Hands of Betrayal
Speaker: Pastor Matthew Ude Festival: Lent
Full Service Video
Is there any sin greater than a betrayal at the hand of someone we love and trust? Is there anything that hurts more or is harder to forgive than betrayal by someone who was close to us? Forgiving someone whom we trusted who has betrayed is probably one of the hardest things God calls us to do.
In one of C S Lewis’ Narnia Chronicle books, The Voyage Of The Dawn Treader, Lucy finds a spell that will let her see anything she wants. She uses it to spy on one of her closest friends. She hears her friend saying some really mean things about her behind her back. The book implies that Lucy and that girl were never friends again even though Aslan explains that she had only said those things to try and fit in with another group of girls.
Jesus was betrayed not once but twice, once of course by Judas in our text.
Why did Judas do it? What made Judas sink so low that he sold out Jesus for a handful of silver? What leads us to betray and hurt one another?
The gospel of John reveals a lot to us about the heart of Judas.
John 12:4-7 4 Then one of His disciples, Judas Iscariot, Simon’s son, who would betray Him, said, 5 “Why was this fragrant oil not sold for three hundred denarii and given to the poor?” 6 This he said, not that he cared for the poor, but because he was a thief, and had the money box; and he used to take what was put in it. 7 But Jesus said, “Let her alone; she has kept this for the day of My burial.

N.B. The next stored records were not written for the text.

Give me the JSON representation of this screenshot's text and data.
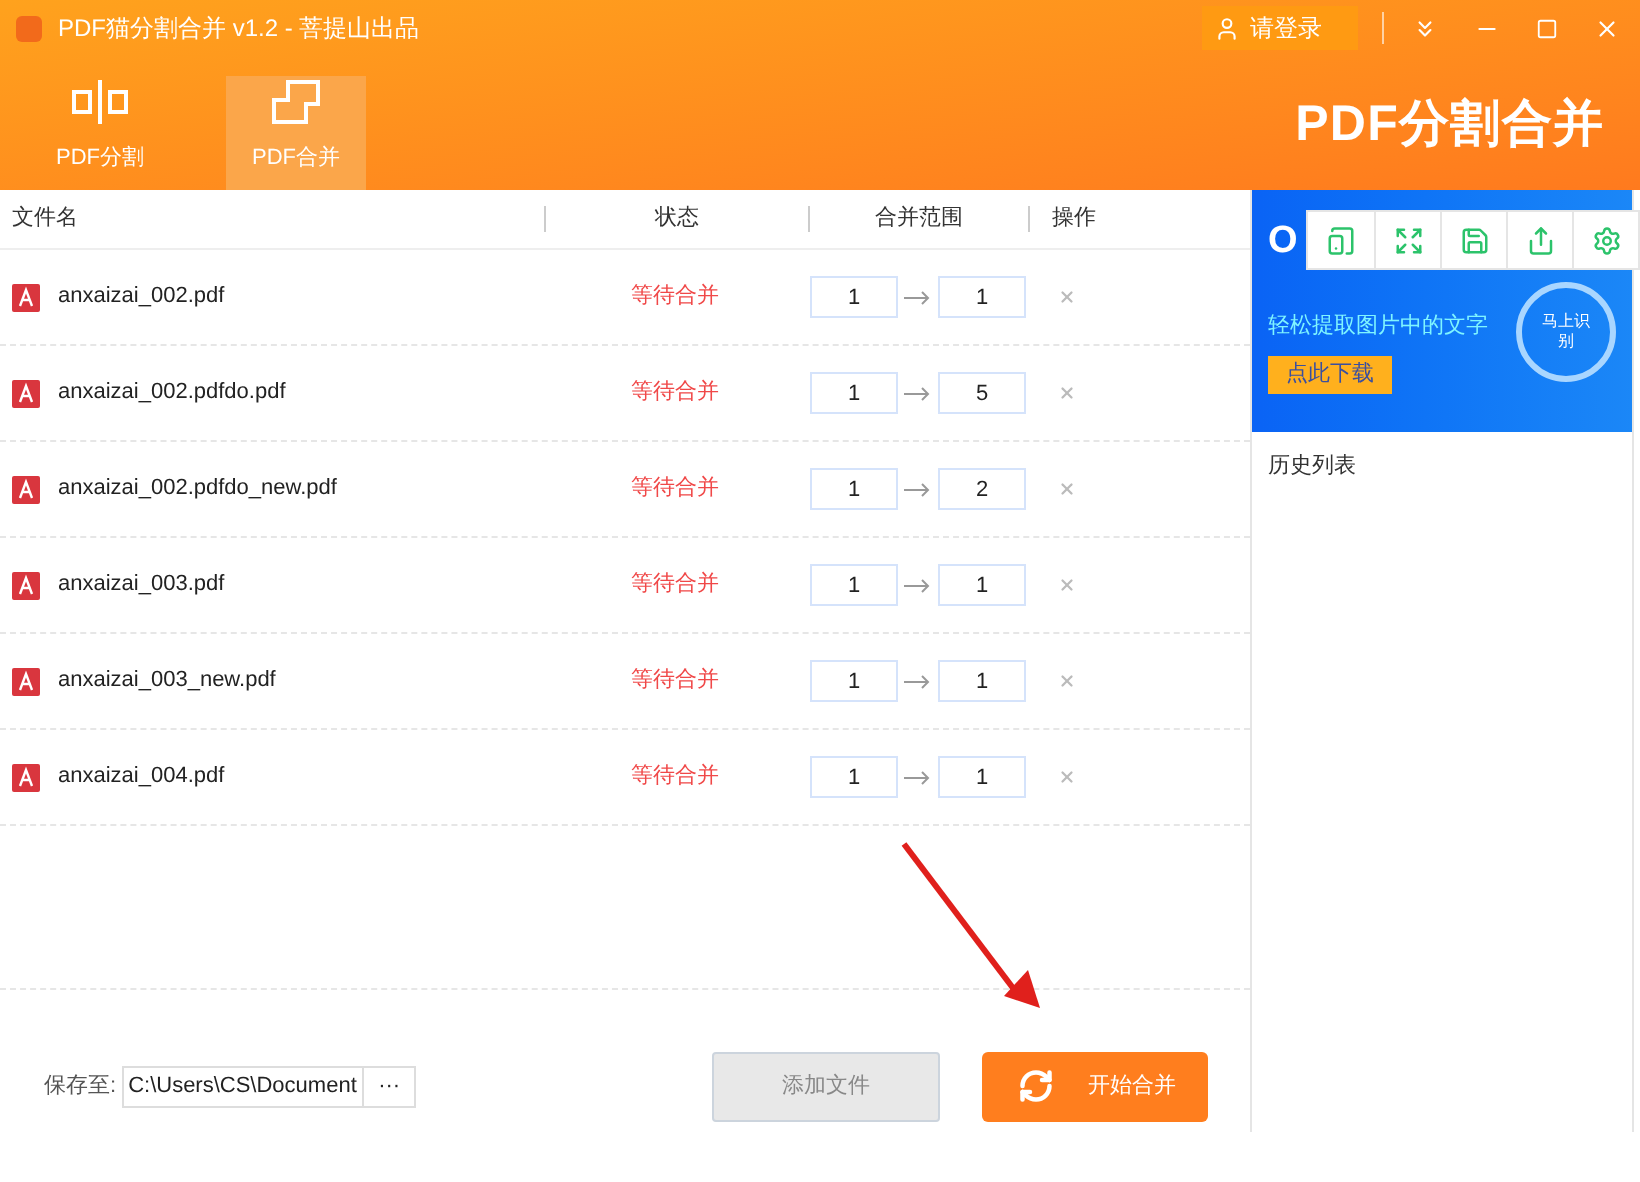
{
  "window": {
    "title": "PDF猫分割合并 v1.2 - 菩提山出品",
    "login": "请登录",
    "brand": "PDF分割合并"
  },
  "tabs": [
    {
      "label": "PDF分割",
      "selected": false,
      "kind": "split"
    },
    {
      "label": "PDF合并",
      "selected": true,
      "kind": "merge"
    }
  ],
  "table": {
    "columns": [
      "文件名",
      "状态",
      "合并范围",
      "操作"
    ],
    "rows": [
      {
        "name": "anxaizai_002.pdf",
        "status": "等待合并",
        "from": "1",
        "to": "1"
      },
      {
        "name": "anxaizai_002.pdfdo.pdf",
        "status": "等待合并",
        "from": "1",
        "to": "5"
      },
      {
        "name": "anxaizai_002.pdfdo_new.pdf",
        "status": "等待合并",
        "from": "1",
        "to": "2"
      },
      {
        "name": "anxaizai_003.pdf",
        "status": "等待合并",
        "from": "1",
        "to": "1"
      },
      {
        "name": "anxaizai_003_new.pdf",
        "status": "等待合并",
        "from": "1",
        "to": "1"
      },
      {
        "name": "anxaizai_004.pdf",
        "status": "等待合并",
        "from": "1",
        "to": "1"
      }
    ]
  },
  "footer": {
    "save_label": "保存至:",
    "save_path": "C:\\Users\\CS\\Document",
    "browse": "···",
    "add_button": "添加文件",
    "start_button": "开始合并"
  },
  "ad": {
    "heading": "O",
    "tagline": "轻松提取图片中的文字",
    "button": "点此下载",
    "badge": "马上识别"
  },
  "history": {
    "title": "历史列表"
  }
}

Why did he do it?
- He was greedy. The love of money had gotten a hold of his heart. This was Judas’ particularly weakness.
- He was guilty. He had already started down that road. Once we start down a particular road its very easy to take another step and another step.
- He was probably angry. Jesus had publicly rebuked him and he was probably smarting a little from that rebuke. He may well have been angry and in his anger allowed himself to be led into sin.
In the Gospel of Matthew we have a hint at a fourth reason as well
Matthew 27:3 3 Then Judas, His betrayer, seeing that He had been condemned, was remorseful and brought back the thirty pieces of silver to the chief priests and elders,
4. He rationalized it. This passage implies that Judas justified his sin by thinking, well no one will get hurt. He probably thought something along the lines of, they will let Jesus go and then we will have an extra 30 pieces of silver.
Does all of this sound familiar? Greed the desire for something that is not mine, or even the thought that well I deserve that. Rationalizations, I’m not hurting anyone, this will help people out in the long run. Anger, look at what they did to me. And I’ve already done it, I’ve already started down that road, what’s the big deal if I do it one more time.
I think in Judas’ thoughts we can all hear echoes of our own thoughts; in Judas’ hands we can see the reflections of our own hands.
Are my hands the hands of a betrayer?
In our text Jesus address not just Judas but all the disciples. “One of you will betray me.” It seems as if each of the disciples began to ask the question, each began to wonder, “Is it I?”
Jesus could have taken Judas aside and spoken to him in person but he didn’t he addressed all twelve. Did he do that because he wanted everyone of them to examine their own hearts, their own greed, their own excuses, their own weaknesses?
Certainly God calls us to examine our own hearts and hands. What Judas did is between him and Jesus and God. What concerns us tonight is what is in our own hearts.
How easy it is for Satan to lead us astray with these same four thoughts, greed, anger, excuses, and guilt. He leads us like a bull with ring in its nose. Often we don’t even fight but just follow Satan docilly into betrayal. Betrayal of one another, and betrayal of Christ.
And yet despite how easily Satan leads us into sin and even betrayal, we are often so unwilling to forgive one another.
I said Jesus was betrayed twice, once by Judas. What was the second time? We could add to this list Peter and the other disciples.
We could add to that list the jeers of the crowds at the foot of the cross. We could add to this list our own hands, but all of those are insignificant compared to the real betrayal. And really all of those are one and the same, humans all humans betrayed Jesus.
Isaiah 53:6a 6 All we like sheep have gone astray; We have turned, every one, to his own way;
The second betrayal was much worse that any of these. The second betrayal was when the Father abandoned Jesus on the cross. How does Isaiah 53:6 end?
Isaiah 53:6b And the LORD has laid on Him the iniquity of us all.
That’s right his own father betrayed, and abandoned Jesus and Jesus accepted this betrayal for our sakes. For the sake of those who had already betrayed and abandoned him.
In our sinfulness we so often betray even those we love the most. In our sinful we refuse to forgive those who have betrayed us, even though we can not possibly claim to be any better. But Christ accepted betrayal by the Father and death for the sake of those who had betrayed him. The hands of Judas as well as the betrayal of our own hands are washed clean in the blood of Christ.